Event details of .ua discussions #9: Mapping Ukraine’s multicultural literary heritage
Date 17 May 2022
Time 18:00 -19:00
Location Oudemanhuispoort
Room Room D0.08 and online via Zoom

In this lecture, Dr Uilleam Blacker will suggest that von Hagen’s proposal can be applied not only to historiography, but also to Ukraine’s literary heritage: throughout the19th and 20th century, whether in the Russian or Austro-Hungarian Empires, interwar Poland or the Soviet Union, Ukrainian literature struggled to assert itself within repressive political environments and in fierce competition with other national literatures. Far from representing simply weakness, however, this context has provided contemporary Ukraine with enormous multilingual and multicultural literary richness.

The territories of contemporary Ukraine have been home to writers who wrote not only in Ukrainian, but also in Polish, Yiddish, Russian, German, Hebrew, Crimean Tatar and other languages. Despite the fact that these literatures frequently engaged in complex entanglements, they are rarely studied together; in fact, scholarship often begins by separating them from their competitors and emphasising their self-reliance and uniqueness. In this lecture, Dr Uilleam Blacker proposes a new understanding of the literary and cultural heritage of Ukraine that undoes artificial separations and argues for the adoption of a place-based, rather than national, framework. Such a framework allows for the identification of overlapping traditions and the recognition of competition, interaction and hybridization as central factors in literary systems.


If you want to attend, please register via the link below.

About the speaker

Uilleam Blacker is Associate Professor of Comparative East European Literature at the School of Slavonic and East European Studies, University College London. He is the author of Memory, the City and the Legacy of World War II in East Central Europe: The Ghosts of Others (Routledge, 2019) and a co-author of Remembering Katyn (Polity, 2012). He is also a co-editor of Memory and Theory in Eastern Europe (Palgrave Macmillan, 2013). His research in Ukrainian, Polish, and Russian literature and culture focuses on questions of cultural memory. He has translated the works of several contemporary writers, including Oleg Sentsov’s collection of short stories Life Went on Anyway (Deep Vellum, 2019).

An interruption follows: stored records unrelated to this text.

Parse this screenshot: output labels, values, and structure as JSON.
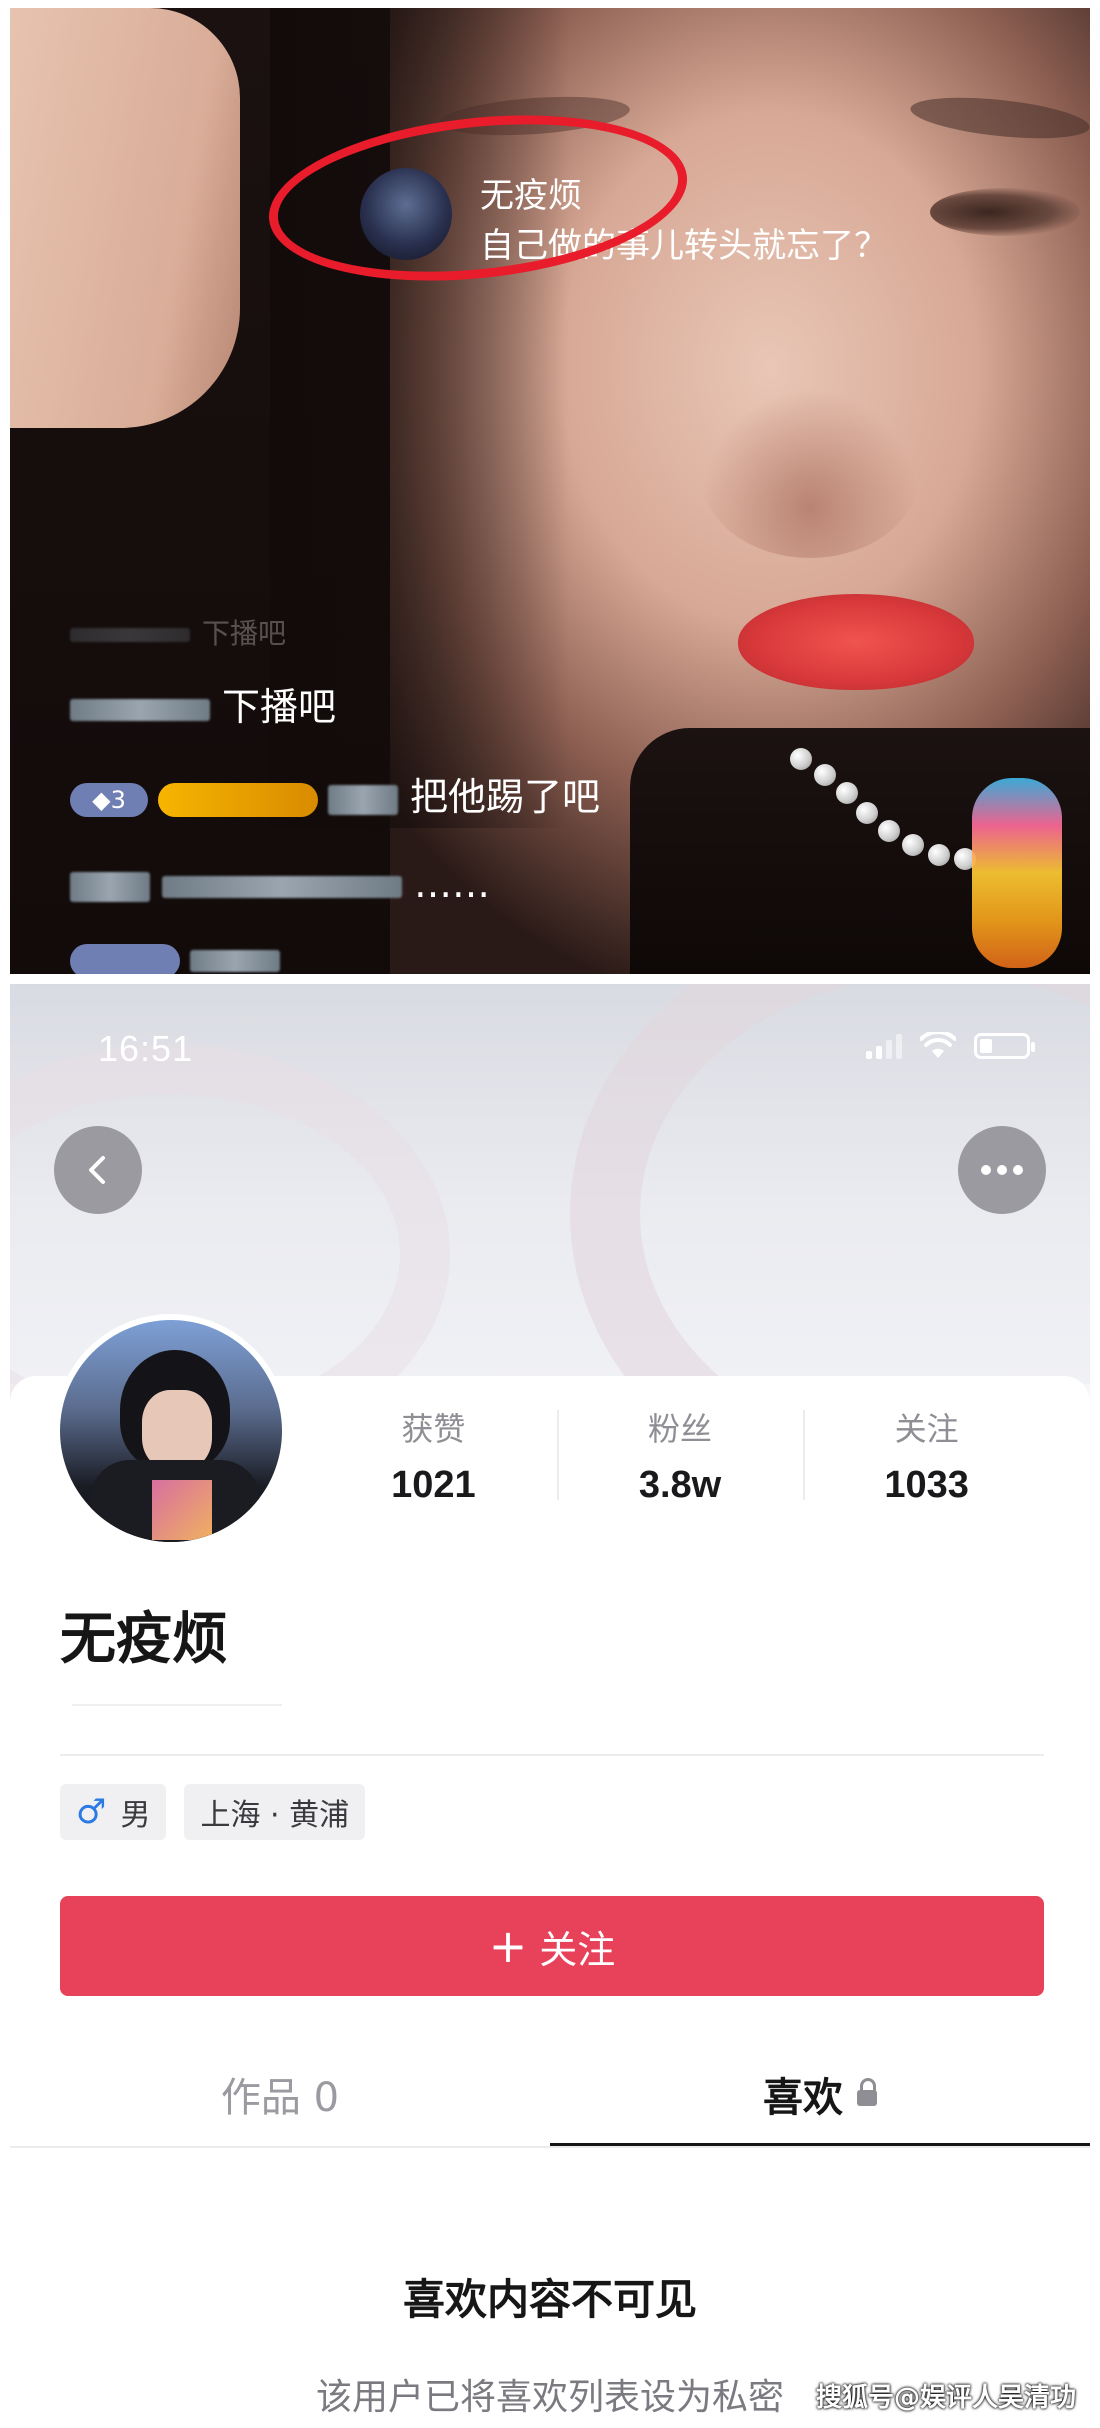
{
  "live": {
    "bubble": {
      "username": "无疫烦",
      "message": "自己做的事儿转头就忘了？"
    },
    "comments": [
      {
        "text": "下播吧"
      },
      {
        "badge_level": "3",
        "text": "把他踢了吧"
      },
      {
        "text": "……"
      }
    ],
    "faded_comment": "下播吧"
  },
  "status_bar": {
    "time": "16:51"
  },
  "profile": {
    "stats": [
      {
        "label": "获赞",
        "value": "1021"
      },
      {
        "label": "粉丝",
        "value": "3.8w"
      },
      {
        "label": "关注",
        "value": "1033"
      }
    ],
    "username": "无疫烦",
    "tags": {
      "gender_icon": "♂",
      "gender": "男",
      "location": "上海 · 黄浦"
    },
    "follow_plus": "+",
    "follow_label": "关注",
    "tabs": [
      {
        "label": "作品 0"
      },
      {
        "label": "喜欢"
      }
    ],
    "empty_title": "喜欢内容不可见",
    "empty_desc": "该用户已将喜欢列表设为私密"
  },
  "watermark": "搜狐号@娱评人吴清功",
  "colors": {
    "follow_button": "#e8425a",
    "circle_highlight": "#e81c2a",
    "male_icon": "#2c7be5"
  }
}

About .ua discussions

The .ua discussions Series emerged as a reaction to Russia’s violent assault on Ukraine. It aims to counter the information deficit that exists in the Netherlands about Ukraine and provide students and general public with a reliable commentary on Ukraine’s history, culture, society and politics. Using a compact format of weekly one-hour seminars (a mix of online and on-site events), the series will bring together academic experts of Ukraine from across Europe and the Netherlands. Short lectures (30-35 mins) will be followed by Q&A sessions.

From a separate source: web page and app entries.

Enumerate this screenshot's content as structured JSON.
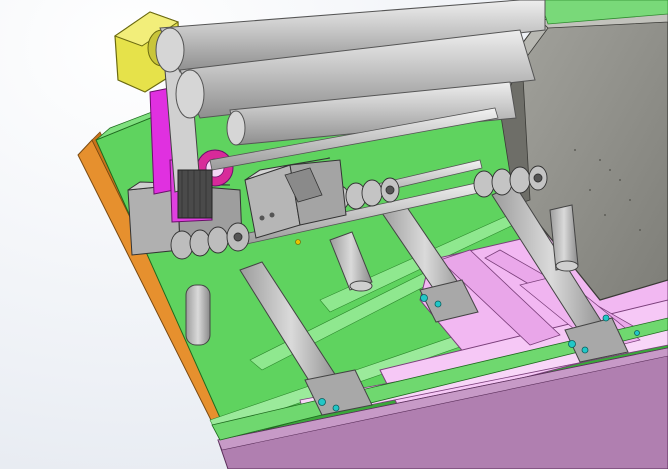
{
  "scene": {
    "colors": {
      "background": "#eef1f6",
      "base_plate_green": "#5fd35f",
      "base_plate_green_dark": "#3aa63a",
      "orange_edge": "#e6902e",
      "frame_pink": "#f2b8f2",
      "frame_purple": "#b07fb0",
      "roller_gray": "#c9c9c9",
      "housing_dark": "#8c8c86",
      "bearing_yellow": "#e6e24a",
      "magenta_part": "#e030e0",
      "cyan_bolt": "#22c7c7"
    }
  }
}
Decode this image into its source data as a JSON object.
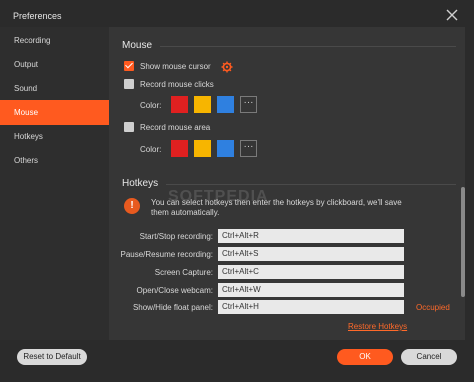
{
  "window": {
    "title": "Preferences"
  },
  "sidebar": {
    "items": [
      {
        "label": "Recording"
      },
      {
        "label": "Output"
      },
      {
        "label": "Sound"
      },
      {
        "label": "Mouse"
      },
      {
        "label": "Hotkeys"
      },
      {
        "label": "Others"
      }
    ],
    "active_index": 3
  },
  "mouse": {
    "title": "Mouse",
    "show_cursor": {
      "label": "Show mouse cursor",
      "checked": true
    },
    "record_clicks": {
      "label": "Record mouse clicks",
      "checked": false,
      "color_label": "Color:"
    },
    "record_area": {
      "label": "Record mouse area",
      "checked": false,
      "color_label": "Color:"
    },
    "swatches": [
      "#e02020",
      "#f7b500",
      "#2f80e0"
    ],
    "more_label": "···"
  },
  "hotkeys": {
    "title": "Hotkeys",
    "info_icon": "!",
    "info_text": "You can select hotkeys then enter the hotkeys by clickboard, we'll save them automatically.",
    "rows": [
      {
        "label": "Start/Stop recording:",
        "value": "Ctrl+Alt+R"
      },
      {
        "label": "Pause/Resume recording:",
        "value": "Ctrl+Alt+S"
      },
      {
        "label": "Screen Capture:",
        "value": "Ctrl+Alt+C"
      },
      {
        "label": "Open/Close webcam:",
        "value": "Ctrl+Alt+W"
      },
      {
        "label": "Show/Hide float panel:",
        "value": "Ctrl+Alt+H"
      }
    ],
    "occupied_label": "Occupied",
    "restore_label": "Restore Hotkeys"
  },
  "watermark": "SOFTPEDIA",
  "footer": {
    "reset_label": "Reset to Default",
    "ok_label": "OK",
    "cancel_label": "Cancel"
  },
  "colors": {
    "accent": "#ff5a1f",
    "background": "#2b2b2b",
    "panel": "#363636"
  }
}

The events will take place on Tuesday evening at 6pm. The venue is the Oudemanhuispoort; the events will be organised for an online-audience in the shape of Zoom webinars.

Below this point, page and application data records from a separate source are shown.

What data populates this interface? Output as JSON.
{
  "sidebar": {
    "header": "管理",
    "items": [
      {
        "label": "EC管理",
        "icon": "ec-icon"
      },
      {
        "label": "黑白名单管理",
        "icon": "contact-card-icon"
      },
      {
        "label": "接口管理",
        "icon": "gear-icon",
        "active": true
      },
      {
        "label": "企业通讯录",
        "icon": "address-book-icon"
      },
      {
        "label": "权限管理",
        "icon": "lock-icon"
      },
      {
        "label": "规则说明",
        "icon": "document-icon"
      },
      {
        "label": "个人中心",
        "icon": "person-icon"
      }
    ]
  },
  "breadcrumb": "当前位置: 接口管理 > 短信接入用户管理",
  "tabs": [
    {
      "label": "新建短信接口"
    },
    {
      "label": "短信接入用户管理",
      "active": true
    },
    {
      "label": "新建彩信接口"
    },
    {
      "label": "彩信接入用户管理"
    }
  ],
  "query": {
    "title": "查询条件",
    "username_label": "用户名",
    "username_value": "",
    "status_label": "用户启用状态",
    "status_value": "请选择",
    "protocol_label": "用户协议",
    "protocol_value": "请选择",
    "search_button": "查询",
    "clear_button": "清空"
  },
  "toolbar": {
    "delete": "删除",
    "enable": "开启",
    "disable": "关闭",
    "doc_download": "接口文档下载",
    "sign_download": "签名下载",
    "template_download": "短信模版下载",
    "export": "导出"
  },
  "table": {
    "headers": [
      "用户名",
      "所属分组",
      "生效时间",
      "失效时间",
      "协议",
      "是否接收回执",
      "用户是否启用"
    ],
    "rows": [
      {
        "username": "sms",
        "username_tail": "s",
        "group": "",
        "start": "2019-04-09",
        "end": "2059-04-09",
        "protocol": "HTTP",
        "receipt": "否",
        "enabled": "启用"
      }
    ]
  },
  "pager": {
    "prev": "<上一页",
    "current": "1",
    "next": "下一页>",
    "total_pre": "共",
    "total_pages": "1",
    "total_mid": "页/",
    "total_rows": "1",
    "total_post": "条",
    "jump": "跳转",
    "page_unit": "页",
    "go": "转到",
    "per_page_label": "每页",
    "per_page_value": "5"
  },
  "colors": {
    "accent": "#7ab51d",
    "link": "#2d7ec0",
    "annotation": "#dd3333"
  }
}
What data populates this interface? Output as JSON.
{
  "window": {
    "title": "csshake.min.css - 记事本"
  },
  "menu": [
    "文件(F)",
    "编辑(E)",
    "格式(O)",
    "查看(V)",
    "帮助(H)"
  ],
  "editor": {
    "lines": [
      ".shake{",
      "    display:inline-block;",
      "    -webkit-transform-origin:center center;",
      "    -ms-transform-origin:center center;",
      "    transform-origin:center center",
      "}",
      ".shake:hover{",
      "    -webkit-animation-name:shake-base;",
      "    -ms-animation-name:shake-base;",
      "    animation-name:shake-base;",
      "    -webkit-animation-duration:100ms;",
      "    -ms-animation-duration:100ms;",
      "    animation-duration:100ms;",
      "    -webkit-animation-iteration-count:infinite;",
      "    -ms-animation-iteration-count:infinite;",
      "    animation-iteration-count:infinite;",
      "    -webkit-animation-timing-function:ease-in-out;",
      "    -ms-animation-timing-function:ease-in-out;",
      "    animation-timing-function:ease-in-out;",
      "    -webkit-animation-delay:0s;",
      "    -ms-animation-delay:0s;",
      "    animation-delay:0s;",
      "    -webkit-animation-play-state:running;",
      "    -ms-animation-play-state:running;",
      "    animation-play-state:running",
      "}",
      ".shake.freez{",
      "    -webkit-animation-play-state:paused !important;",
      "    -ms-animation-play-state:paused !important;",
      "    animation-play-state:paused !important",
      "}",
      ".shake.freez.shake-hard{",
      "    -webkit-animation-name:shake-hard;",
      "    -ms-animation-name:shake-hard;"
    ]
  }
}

Room Room D0.08 and online via Zoom

Oudemanhuispoort 4-6
1012 CN Amsterdam